Daniel Janus’s blog
Dutch Clojure Days 2022
7 November 2022
It’s a tradition of this blog that I write down impressions on my way back from Amsterdam conferences (addendum a week later: unfortunately I took a flight this time, too short to complete this entry, and it had to wait until I caught up). This time, it was Dutch Clojure Days 2022, my first post-COVID full-size conference and the first DCD I’ve ever been to. And, hopefully, not last. I know I want to come back.
How to pay for books
24 September 2022
This post was originally published in Polish. This translation has been slightly edited to explain some details that are likely to be obscure for people outside Poland.
I love my GPD Micro PC
18 August 2022
I bought two computers this year: a beefy Macbook Pro with M1 Pro and a GPD Micro PC.
The MBP is meant to be my mobile workstation, to satisfy all my needs whenever I need to work outside of my home office (at home, I’m still mostly using a two-year-old Intel-based Mac Mini). The GPD was a caprice. Perhaps I’m at the stage in life when well-off men buy themselves Ferraris to fend off a mid-life crisis; or perhaps I just have a separate heart for small computers.
Testing a compiler that can’t even print stuff out
25 September 2021

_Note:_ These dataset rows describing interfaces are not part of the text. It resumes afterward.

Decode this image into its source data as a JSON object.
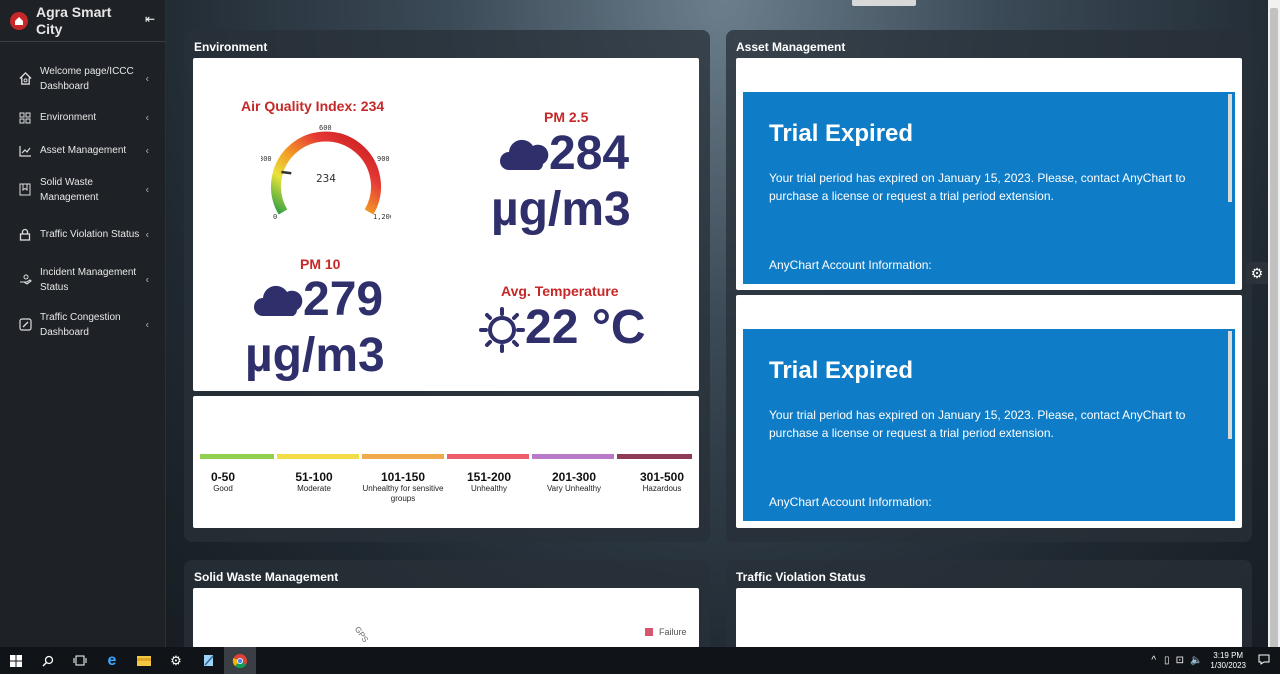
{
  "app": {
    "title": "Agra Smart City"
  },
  "sidebar": {
    "items": [
      {
        "label": "Welcome page/ICCC Dashboard",
        "icon": "home-gear-icon"
      },
      {
        "label": "Environment",
        "icon": "grid-icon"
      },
      {
        "label": "Asset Management",
        "icon": "chart-line-icon"
      },
      {
        "label": "Solid Waste Management",
        "icon": "bookmark-box-icon"
      },
      {
        "label": "Traffic Violation Status",
        "icon": "lock-icon"
      },
      {
        "label": "Incident Management Status",
        "icon": "hand-icon"
      },
      {
        "label": "Traffic Congestion Dashboard",
        "icon": "gauge-icon"
      }
    ]
  },
  "environment": {
    "title": "Environment",
    "aqi_label": "Air Quality Index: 234",
    "gauge": {
      "value": "234",
      "ticks": [
        "0",
        "300",
        "600",
        "900",
        "1,200"
      ],
      "fraction": 0.195
    },
    "pm25": {
      "label": "PM 2.5",
      "value": "284",
      "unit": "µg/m3"
    },
    "pm10": {
      "label": "PM 10",
      "value": "279",
      "unit": "µg/m3"
    },
    "temp": {
      "label": "Avg. Temperature",
      "value": "22 °C"
    },
    "legend": [
      {
        "range": "0-50",
        "desc": "Good",
        "color": "#8fd14f"
      },
      {
        "range": "51-100",
        "desc": "Moderate",
        "color": "#f2dd48"
      },
      {
        "range": "101-150",
        "desc": "Unhealthy for sensitive groups",
        "color": "#f1a94e"
      },
      {
        "range": "151-200",
        "desc": "Unhealthy",
        "color": "#ee5d6c"
      },
      {
        "range": "201-300",
        "desc": "Vary Unhealthy",
        "color": "#b97bc9"
      },
      {
        "range": "301-500",
        "desc": "Hazardous",
        "color": "#8e3a59"
      }
    ]
  },
  "asset_management": {
    "title": "Asset Management",
    "trial": {
      "heading": "Trial Expired",
      "message": "Your trial period has expired on January 15, 2023. Please, contact AnyChart to purchase a license or request a trial period extension.",
      "account": "AnyChart Account Information:"
    }
  },
  "solid_waste": {
    "title": "Solid Waste Management",
    "legend_label": "Failure",
    "axis_fragment": "GPS"
  },
  "traffic_violation": {
    "title": "Traffic Violation Status"
  },
  "taskbar": {
    "time": "3:19 PM",
    "date": "1/30/2023"
  }
}
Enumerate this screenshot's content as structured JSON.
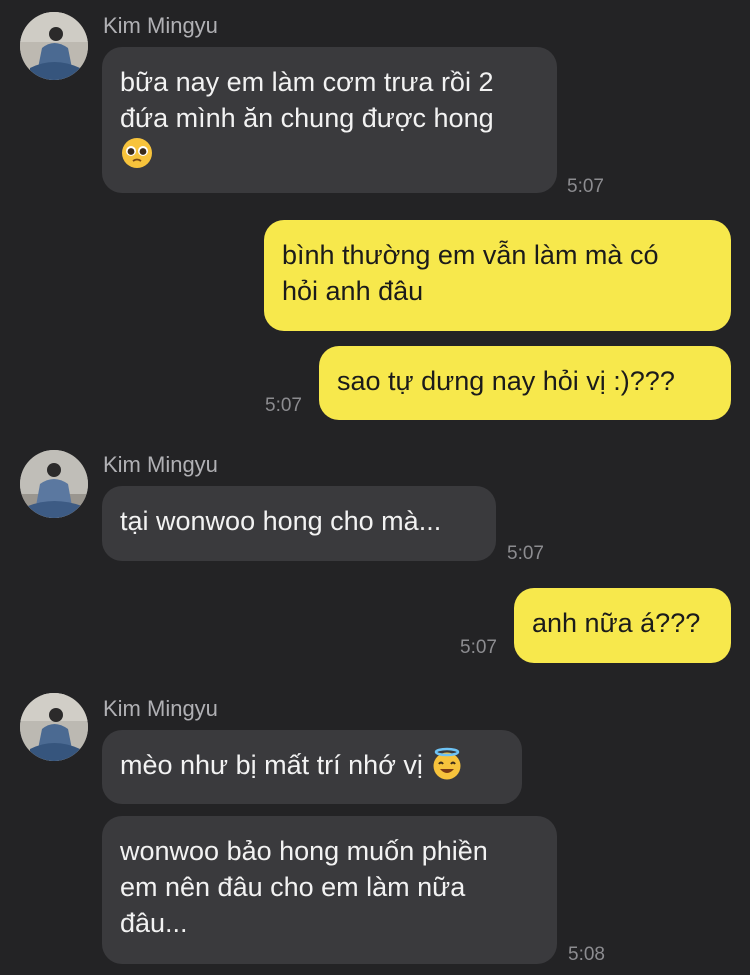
{
  "groups": [
    {
      "sender": "Kim Mingyu",
      "messages": [
        {
          "text": "bữa nay em làm cơm trưa rồi 2\nđứa mình ăn chung được hong",
          "emoji": "pleading-face-icon",
          "time": "5:07"
        }
      ]
    },
    {
      "sender": "me",
      "messages": [
        {
          "text": "bình thường em vẫn làm mà có\nhỏi anh đâu"
        },
        {
          "text": "sao tự dưng nay hỏi vị :)???",
          "time": "5:07"
        }
      ]
    },
    {
      "sender": "Kim Mingyu",
      "messages": [
        {
          "text": "tại wonwoo hong cho mà...",
          "time": "5:07"
        }
      ]
    },
    {
      "sender": "me",
      "messages": [
        {
          "text": "anh nữa á???",
          "time": "5:07"
        }
      ]
    },
    {
      "sender": "Kim Mingyu",
      "messages": [
        {
          "text": "mèo như bị mất trí nhớ vị",
          "emoji": "smiling-face-with-halo-icon"
        },
        {
          "text": "wonwoo bảo hong muốn phiền\nem nên đâu cho em làm nữa\nđâu...",
          "time": "5:08"
        }
      ]
    }
  ],
  "colors": {
    "background": "#232325",
    "incoming_bubble": "#3a3a3d",
    "outgoing_bubble": "#f7e84c",
    "sender_text": "#b0b0b4",
    "timestamp": "#8c8c90"
  }
}
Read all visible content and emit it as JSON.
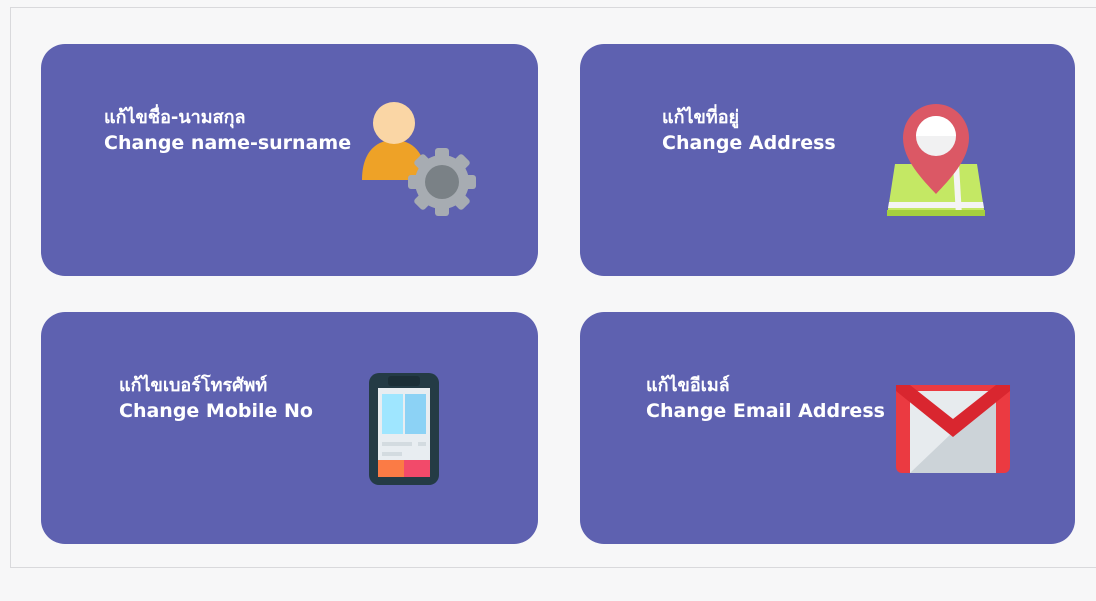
{
  "cards": [
    {
      "thai": "แก้ไขชื่อ-นามสกุล",
      "english": "Change name-surname",
      "icon": "user-settings-icon"
    },
    {
      "thai": "แก้ไขที่อยู่",
      "english": "Change Address",
      "icon": "map-pin-icon"
    },
    {
      "thai": "แก้ไขเบอร์โทรศัพท์",
      "english": "Change Mobile No",
      "icon": "mobile-phone-icon"
    },
    {
      "thai": "แก้ไขอีเมล์",
      "english": "Change Email Address",
      "icon": "email-icon"
    }
  ],
  "colors": {
    "background": "#f7f7f8",
    "card": "#5e61b0",
    "text": "#ffffff"
  }
}
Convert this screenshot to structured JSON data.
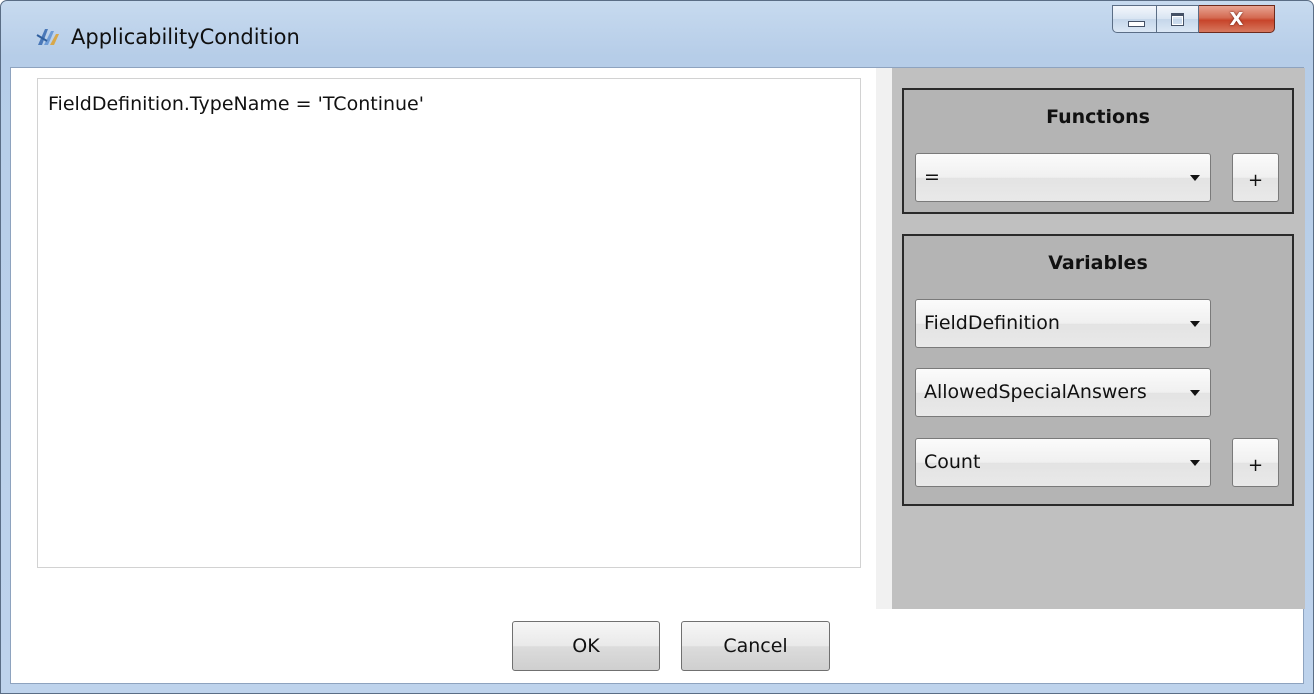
{
  "window": {
    "title": "ApplicabilityCondition",
    "icon": "applicability-condition-icon",
    "controls": {
      "minimize": "minimize-icon",
      "maximize": "maximize-icon",
      "close": "close-icon",
      "close_glyph": "X"
    }
  },
  "editor": {
    "text": "FieldDefinition.TypeName = 'TContinue'"
  },
  "functions": {
    "title": "Functions",
    "selected": "=",
    "add_label": "+"
  },
  "variables": {
    "title": "Variables",
    "combos": [
      {
        "selected": "FieldDefinition"
      },
      {
        "selected": "AllowedSpecialAnswers"
      },
      {
        "selected": "Count"
      }
    ],
    "add_label": "+"
  },
  "footer": {
    "ok_label": "OK",
    "cancel_label": "Cancel"
  },
  "colors": {
    "frame": "#bed3ec",
    "panel": "#c0c0c0",
    "group": "#b4b4b4",
    "close_button": "#c7442a"
  }
}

I’m enjoying a week-long vacation. In addition to other vacationy things (a trip to Prague, yay!), I wanted to do some off-work programming Just For Fun™ and revisit one of my dormant pet projects, to see if I can make some progress.
Things I wish Git had: Commit groups
1 July 2021
Everyone 1 and their dog 2 loves Git. I know I do. It works, it’s efficient, it has a brilliant data model, and it sports every feature under the sun. In 13 years of using it, I’ve never found myself needing a feature it didn’t have. Until recently.
I made a website to guess tomorrow’s number of COVID-19 cases, and here’s what happened
8 November 2020
It seems so obvious in hindsight. Here in Poland, people have been guessing it ever since the pandemic breakout: in private conversations, in random threads on social media, in comments under governmental information outlets. It seemed a matter of time before someone came up with something like this. In fact, on one Sunday evening in October, I found myself flabbergasted that apparently no one yet has.
Making of “Clojure as a dependency”
8 May 2020
In my previous post, “Clojure as a dependency”, I’ve presented the results of some toy research on Clojure version numbers seen in the wild. I’m a big believer in reproducible research, so I’m making available a Git repo that contains code you can run yourself to reproduce these results. This post is an experience report from writing that code.
Clojure as a dependency
2 May 2020
I have a shameful confession to make: I have long neglected an open-source library that I maintain, clj-tagsoup.
This would have been less of an issue, but this is my second-most-starred project on GitHub. Granted, I don’t feel a need for it anymore, but apparently people do. I wish I had spent some time reviewing and merging the incoming PRs.
Indenting cond forms
10 February 2020
Indentation matters when reading Clojure code. It is the primary visual cue that helps the reader discern the code structure. Most Clojure code seen in the wild conforms to either the community style guide or the proposed simplified rules; the existing editors make it easy to reformat code to match them.
Careful with that middleware, Eugene
21 January 2020
I’ll be releasing version 0.3 of Skyscraper, my Clojure framework for scraping entire sites, in a few days.
More than three years have passed since its last release. During that time, I’ve made a number of attempts at redesigning it to be more robust, more usable, and faster; the last one, resulting in an almost complete rewrite, is now almost ready for public use as I’m ironing out the rough edges, documenting it, and adding tests.